* Brief:
Take from the material every line containing the string "this" and copy it.

┄┄┄┄┄┄

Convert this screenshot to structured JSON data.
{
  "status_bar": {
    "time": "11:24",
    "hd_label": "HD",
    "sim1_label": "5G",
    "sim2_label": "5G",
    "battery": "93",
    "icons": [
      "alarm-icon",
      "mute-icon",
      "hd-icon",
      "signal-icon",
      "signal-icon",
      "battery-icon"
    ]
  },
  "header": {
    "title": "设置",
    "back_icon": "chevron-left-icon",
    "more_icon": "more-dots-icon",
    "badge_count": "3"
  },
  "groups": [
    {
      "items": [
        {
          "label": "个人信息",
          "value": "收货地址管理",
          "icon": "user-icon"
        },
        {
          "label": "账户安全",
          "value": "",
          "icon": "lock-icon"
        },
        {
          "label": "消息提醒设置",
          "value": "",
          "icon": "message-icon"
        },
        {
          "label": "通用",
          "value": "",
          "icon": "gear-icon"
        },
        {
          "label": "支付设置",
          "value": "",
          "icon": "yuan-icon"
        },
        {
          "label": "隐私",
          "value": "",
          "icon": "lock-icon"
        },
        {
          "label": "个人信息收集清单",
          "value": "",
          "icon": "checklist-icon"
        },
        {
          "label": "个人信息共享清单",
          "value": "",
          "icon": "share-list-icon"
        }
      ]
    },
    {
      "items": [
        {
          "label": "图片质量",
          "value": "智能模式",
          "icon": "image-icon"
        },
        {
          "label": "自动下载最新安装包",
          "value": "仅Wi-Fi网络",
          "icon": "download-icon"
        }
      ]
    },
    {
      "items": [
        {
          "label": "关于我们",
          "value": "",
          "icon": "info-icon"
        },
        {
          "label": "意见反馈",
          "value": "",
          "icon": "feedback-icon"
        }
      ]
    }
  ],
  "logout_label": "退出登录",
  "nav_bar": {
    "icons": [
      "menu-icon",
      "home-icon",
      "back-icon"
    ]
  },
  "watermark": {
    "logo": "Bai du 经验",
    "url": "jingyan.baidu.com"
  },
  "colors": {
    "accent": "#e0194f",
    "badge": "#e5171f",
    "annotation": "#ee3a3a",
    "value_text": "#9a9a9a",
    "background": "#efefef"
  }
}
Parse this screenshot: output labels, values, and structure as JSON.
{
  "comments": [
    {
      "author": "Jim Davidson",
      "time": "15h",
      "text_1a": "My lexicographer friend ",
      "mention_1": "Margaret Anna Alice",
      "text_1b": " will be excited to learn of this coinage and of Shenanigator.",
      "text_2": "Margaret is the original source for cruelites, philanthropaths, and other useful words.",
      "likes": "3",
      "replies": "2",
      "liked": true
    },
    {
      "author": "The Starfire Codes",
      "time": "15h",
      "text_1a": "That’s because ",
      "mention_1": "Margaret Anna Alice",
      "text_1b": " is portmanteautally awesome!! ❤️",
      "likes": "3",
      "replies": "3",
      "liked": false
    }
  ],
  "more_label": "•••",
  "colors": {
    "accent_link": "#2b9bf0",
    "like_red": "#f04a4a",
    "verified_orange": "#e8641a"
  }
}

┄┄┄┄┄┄

* Output:
Convert this screenshot to structured JSON data.
Parse this screenshot: output labels, values, and structure as JSON.
      "text_1b": " will be excited to learn of this coinage and of Shenanigator.",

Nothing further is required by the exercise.